The hard cuts that move us through the story convey the idea that C perceives time differently than we do. In a scene that involves decay, which I won’t describe in too much detail here because it occurs in a context I didn’t expect to encounter, a body becomes a skeleton in a series of cuts that last about 30 seconds. The deeper we get into C’s story, the more Lowery teases our perceptions of time, until by the end he’s got us questioning the idea of singular, linear experience. (“A Ghost Story” would make a great double feature with Shane Carruth’s “Primer” or Richard Linklater’s “Boyhood,” two other Texas films about the perception and experience of time.)
“A Ghost Story” feels bracingly, at times alienatingly new. It’s a movie you can’t be quite sure how to take. There are moments where the movie seems to be handing you keys to interpretation, but I’d caution viewers against looking at such scenes for answers, because they have a rope-a-dope quality—as if they're designed to bait and trap those who would sneer at this kind of movie. In any event, this is a film that's more inclined to ask questions than answer them, much less give life advice. A long monologue by a party guest (Will Oldham) about humanity’s doomed attempts to leave traces that last, especially through art, would seem to suggest that a song C writes for M will outlast him, but we have no evidence of that.

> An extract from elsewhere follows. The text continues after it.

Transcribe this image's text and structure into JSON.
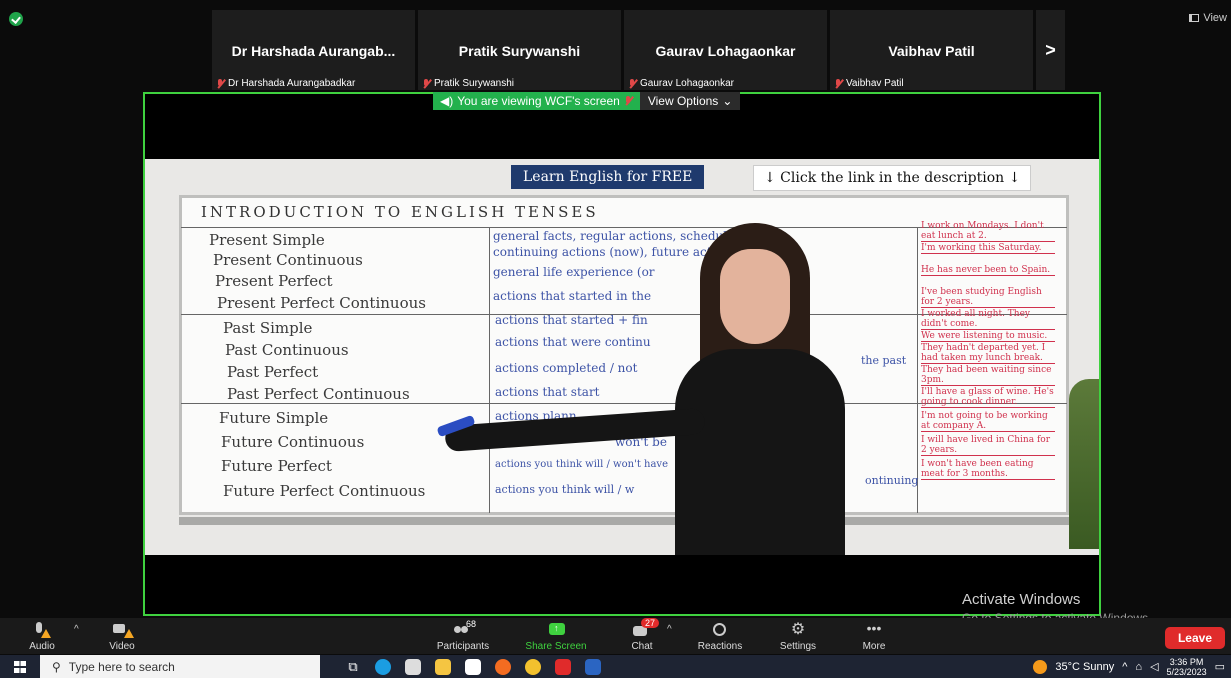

The film’s presentation of ghosthood as a purgatorial in-between state, inhabited by individuals who refuse to let go of the life they can no longer have, jibes with many Western religions’ ideas about the afterlife, but I don’t think the resolution of C’s story gives us any hope of Heaven; to me it seemed more like a warning to be at peace with the possibility that we may never know the answers to the big questions.
I should admit here that any take I can offer is provisional. I need to see the film a second time to sweep away preconceived notions that might’ve been lingering in my mind during my first viewing of “A Ghost Story.” The movie is so simple in its storytelling and its situations are observed so patiently that the result has a disarming purity, as if Lowery jammed a tap into his subconscious and recorded one of his dreams directly to film. It’s probably the closest that a lot of people are going to get to seeing a late-period silent movie on a big screen—a melodrama that deals in big ideas and obvious symbols, and that puts across fantastical concepts, such a ghost haunting the landscape over a period of decades, by putting a sheet over its leading man and having him walk around slowly and stare blankly at stuff. (Cinematographer Andrew Droz Palermo shoots the movie in the old-fashioned, square-ish “Academy” ratio, letting us see the rounded edges of the frame; this has a constricting effect, so that we seem to be spying through a keyhole at someone else’s life.)
People either seem to love “A Ghost Story” or hate it, with no in-between. It got mostly very positive notices during festival screenings, but on the eve of its commercial release I’ve found myself arguing with colleagues who think it’s the Emperor’s New Clothes and find it too precious, too sentimental, too much of a one-joke movie, or not enough of one thing or another thing. I loved everything about it, including the scenes I wasn’t sure how to take. I recommend seeing it in a theater because it’s a movie that has as much to say about our perception of time and permanence as it does about love and death. Much of the impact that it has, positive or negative, comes from having to sit there and watch it without interruptions and think about what it’s showing you, and how.